▸ **Instructions for the task**
Show the lines below that contain the string "JSON".

----------------

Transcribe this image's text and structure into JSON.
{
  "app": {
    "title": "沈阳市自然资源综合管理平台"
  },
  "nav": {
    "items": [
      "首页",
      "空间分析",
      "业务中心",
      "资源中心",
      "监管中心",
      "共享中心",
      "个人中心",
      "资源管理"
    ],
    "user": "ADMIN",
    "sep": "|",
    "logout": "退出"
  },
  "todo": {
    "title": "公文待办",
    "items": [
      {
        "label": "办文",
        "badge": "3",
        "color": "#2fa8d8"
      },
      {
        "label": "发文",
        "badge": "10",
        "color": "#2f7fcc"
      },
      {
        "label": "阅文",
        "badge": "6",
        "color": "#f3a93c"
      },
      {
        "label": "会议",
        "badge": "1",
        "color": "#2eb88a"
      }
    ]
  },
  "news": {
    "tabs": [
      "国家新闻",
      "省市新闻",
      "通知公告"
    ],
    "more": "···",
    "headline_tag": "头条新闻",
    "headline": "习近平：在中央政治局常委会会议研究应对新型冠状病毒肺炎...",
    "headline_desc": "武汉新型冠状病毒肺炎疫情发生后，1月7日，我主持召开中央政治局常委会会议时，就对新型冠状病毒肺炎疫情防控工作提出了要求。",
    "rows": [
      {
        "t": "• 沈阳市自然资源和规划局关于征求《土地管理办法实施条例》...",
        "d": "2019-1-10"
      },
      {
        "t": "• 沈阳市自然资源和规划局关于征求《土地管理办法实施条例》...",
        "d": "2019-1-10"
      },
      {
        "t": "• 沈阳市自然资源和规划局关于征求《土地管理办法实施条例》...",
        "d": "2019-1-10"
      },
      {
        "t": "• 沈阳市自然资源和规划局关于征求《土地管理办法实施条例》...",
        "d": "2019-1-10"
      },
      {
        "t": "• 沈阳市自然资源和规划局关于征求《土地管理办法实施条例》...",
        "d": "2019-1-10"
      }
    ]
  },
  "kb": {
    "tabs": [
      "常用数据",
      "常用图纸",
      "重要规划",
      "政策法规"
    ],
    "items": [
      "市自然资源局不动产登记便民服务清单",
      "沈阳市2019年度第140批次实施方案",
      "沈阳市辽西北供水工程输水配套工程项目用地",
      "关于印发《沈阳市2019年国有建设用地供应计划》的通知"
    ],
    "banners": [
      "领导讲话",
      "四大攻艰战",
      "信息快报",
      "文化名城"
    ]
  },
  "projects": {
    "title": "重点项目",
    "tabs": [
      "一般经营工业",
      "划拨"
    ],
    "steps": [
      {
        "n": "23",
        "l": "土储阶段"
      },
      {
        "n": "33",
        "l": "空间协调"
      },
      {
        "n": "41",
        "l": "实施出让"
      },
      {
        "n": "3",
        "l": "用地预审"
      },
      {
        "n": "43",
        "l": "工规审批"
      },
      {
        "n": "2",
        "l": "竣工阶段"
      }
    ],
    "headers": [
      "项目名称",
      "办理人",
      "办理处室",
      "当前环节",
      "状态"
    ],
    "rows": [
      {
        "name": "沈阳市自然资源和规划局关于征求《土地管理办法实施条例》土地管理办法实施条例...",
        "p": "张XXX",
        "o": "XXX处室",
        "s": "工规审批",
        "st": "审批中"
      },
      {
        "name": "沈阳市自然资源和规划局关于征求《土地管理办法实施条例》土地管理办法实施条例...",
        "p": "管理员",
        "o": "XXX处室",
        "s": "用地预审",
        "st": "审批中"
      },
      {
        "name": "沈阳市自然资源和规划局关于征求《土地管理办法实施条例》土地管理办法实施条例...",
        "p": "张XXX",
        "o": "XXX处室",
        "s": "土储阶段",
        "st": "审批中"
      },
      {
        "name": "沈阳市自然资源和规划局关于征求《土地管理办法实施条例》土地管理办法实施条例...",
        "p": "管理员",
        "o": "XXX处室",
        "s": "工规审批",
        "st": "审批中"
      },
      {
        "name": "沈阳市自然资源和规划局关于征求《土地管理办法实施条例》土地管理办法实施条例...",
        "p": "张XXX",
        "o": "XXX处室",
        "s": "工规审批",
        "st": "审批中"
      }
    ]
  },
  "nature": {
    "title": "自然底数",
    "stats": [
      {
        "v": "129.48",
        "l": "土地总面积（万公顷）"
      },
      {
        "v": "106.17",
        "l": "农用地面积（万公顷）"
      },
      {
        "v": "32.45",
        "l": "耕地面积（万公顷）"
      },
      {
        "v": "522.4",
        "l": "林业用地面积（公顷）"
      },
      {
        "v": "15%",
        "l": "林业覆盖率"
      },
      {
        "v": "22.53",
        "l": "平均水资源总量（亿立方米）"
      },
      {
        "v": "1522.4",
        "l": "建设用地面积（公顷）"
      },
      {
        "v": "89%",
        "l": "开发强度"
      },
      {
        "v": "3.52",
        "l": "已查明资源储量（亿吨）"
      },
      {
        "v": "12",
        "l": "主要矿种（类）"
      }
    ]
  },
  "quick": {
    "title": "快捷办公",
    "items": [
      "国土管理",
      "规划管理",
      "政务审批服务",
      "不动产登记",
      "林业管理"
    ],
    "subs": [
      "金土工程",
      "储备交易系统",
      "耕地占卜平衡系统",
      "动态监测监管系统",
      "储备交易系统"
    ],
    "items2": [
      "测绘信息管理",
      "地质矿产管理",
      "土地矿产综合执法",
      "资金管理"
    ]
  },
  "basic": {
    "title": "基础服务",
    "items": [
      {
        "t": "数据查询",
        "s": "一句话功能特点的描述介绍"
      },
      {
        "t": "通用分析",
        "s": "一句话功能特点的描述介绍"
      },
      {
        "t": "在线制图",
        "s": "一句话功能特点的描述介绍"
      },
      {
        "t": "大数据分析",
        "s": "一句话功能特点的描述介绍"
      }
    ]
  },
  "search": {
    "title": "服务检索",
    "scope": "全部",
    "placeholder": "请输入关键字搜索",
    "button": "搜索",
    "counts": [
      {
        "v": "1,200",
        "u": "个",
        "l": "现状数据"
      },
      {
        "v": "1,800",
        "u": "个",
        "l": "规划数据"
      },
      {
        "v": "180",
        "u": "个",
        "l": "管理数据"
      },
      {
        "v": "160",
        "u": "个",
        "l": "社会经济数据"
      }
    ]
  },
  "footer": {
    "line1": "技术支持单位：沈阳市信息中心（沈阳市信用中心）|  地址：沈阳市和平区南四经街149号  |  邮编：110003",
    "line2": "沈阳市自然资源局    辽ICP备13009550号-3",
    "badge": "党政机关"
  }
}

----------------

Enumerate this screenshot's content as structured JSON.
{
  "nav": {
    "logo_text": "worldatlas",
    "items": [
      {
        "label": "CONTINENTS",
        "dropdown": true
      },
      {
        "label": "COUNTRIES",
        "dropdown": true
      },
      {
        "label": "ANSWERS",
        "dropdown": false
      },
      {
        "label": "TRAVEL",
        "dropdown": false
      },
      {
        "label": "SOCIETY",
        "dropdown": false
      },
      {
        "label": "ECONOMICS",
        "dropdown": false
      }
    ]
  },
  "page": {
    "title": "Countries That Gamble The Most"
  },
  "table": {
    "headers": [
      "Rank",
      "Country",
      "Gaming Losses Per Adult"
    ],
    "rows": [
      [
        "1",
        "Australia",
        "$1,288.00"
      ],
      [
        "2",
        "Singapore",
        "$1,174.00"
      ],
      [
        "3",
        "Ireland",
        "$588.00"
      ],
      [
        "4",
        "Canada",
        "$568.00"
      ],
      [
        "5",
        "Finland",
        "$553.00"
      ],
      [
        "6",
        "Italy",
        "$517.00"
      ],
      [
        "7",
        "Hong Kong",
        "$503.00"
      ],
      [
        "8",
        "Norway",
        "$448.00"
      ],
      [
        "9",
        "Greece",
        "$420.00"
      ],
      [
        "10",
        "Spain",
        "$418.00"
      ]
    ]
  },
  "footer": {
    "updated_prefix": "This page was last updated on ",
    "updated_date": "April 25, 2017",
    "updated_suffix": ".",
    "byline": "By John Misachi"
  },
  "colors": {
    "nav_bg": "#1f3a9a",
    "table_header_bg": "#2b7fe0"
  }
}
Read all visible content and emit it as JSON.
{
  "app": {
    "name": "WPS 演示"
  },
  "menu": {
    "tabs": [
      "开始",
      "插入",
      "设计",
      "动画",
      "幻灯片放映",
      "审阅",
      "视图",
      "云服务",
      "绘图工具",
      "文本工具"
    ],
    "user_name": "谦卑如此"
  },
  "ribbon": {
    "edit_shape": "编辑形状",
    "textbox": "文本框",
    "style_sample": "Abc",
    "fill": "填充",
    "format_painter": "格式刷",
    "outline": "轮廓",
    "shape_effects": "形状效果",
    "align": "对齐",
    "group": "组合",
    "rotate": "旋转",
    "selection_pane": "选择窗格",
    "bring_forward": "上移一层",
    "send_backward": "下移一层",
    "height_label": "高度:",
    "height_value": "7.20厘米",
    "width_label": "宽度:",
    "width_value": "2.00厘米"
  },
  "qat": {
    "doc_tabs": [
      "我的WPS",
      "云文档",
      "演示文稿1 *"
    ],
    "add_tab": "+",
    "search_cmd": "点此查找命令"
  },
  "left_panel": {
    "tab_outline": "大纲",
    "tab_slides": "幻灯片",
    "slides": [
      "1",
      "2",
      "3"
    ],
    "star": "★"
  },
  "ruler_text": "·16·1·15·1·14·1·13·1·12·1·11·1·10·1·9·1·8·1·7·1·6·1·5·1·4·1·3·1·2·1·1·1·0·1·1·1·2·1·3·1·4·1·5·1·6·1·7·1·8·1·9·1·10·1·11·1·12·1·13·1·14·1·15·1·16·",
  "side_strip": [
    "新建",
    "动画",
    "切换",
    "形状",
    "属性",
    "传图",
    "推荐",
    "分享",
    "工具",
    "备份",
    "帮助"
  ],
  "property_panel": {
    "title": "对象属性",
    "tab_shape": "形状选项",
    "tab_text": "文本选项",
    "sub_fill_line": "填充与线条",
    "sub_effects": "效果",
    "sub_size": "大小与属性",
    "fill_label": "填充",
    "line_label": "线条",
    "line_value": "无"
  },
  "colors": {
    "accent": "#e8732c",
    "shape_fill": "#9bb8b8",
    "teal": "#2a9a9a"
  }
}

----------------

▸ **Response area**
Transcribe this image's text and structure into JSON.
Enumerate this screenshot's content as structured JSON.
Read all visible content and emit it as JSON.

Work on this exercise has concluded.